No, I mean when the electronic-book file itself gets all tattered and torn, with pages you can't open without one of those rubber thumb things, or when the pages are so underlined and covered in comments that you can't read them any more, or when pages are missing, and when the book has that smell that ebooks get when someone has left them with their burger or their fish-and-chips.

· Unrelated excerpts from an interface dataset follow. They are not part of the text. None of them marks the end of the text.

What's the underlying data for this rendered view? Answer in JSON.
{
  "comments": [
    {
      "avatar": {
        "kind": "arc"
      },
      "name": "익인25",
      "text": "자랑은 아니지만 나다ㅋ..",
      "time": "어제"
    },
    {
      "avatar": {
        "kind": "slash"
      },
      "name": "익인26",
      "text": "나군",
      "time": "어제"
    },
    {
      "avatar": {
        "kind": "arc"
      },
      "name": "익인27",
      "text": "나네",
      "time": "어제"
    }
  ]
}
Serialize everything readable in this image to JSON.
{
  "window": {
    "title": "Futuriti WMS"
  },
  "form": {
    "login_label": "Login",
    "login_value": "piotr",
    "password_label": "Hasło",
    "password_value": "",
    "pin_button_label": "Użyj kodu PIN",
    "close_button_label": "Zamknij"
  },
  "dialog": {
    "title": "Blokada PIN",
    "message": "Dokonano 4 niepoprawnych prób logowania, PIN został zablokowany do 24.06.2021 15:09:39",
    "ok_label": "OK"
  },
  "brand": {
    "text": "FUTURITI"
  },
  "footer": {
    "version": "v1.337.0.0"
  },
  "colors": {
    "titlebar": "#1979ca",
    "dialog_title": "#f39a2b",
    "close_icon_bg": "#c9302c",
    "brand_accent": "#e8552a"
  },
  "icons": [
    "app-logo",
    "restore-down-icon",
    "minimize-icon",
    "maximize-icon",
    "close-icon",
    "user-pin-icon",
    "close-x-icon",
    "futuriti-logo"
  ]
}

In short, when the file reaches that point when a conscientious electronic-book distributor would retire and replace it.

No? You don't? Well, HarperCollins have been worrying about this and have decided that—in order to avoid these problems, and in order to demonstrate the vast superiority of ebooks to actual books—their eBooks will be "available to one customer at a time until the total number of permitted checkouts is reached." They have determined "the total number of permitted checkouts" that "library ebook vendors will be able to circulate" is 26. That is right, 26, after that the license expires and a bright, shiny new electronic-book file must be purchased.

Josh Marwell, President, Sales for HarperCollins, told [Library Journal] that the 26 circulation limit was arrived at after considering a number of factors, including the average lifespan of a print book, and wear and tear on circulating copies

Of course, this announcement has no implications whatsoever for those who have been snapping up e-texts from "the sparkling digital pond" that Nicholson Baker talked about in Double Fold: Libraries and the Assault on Paper (New York: Random House, 2001). No, no, it is not a warning that replacing hard copy books or journals with digital files and then ditching the originals (individually or collectively) may not be a great idea. Because it is obvious that no other publisher of ebooks will follow suit or extend their duty-of-care in this way.

For (a lot) more on this, see here.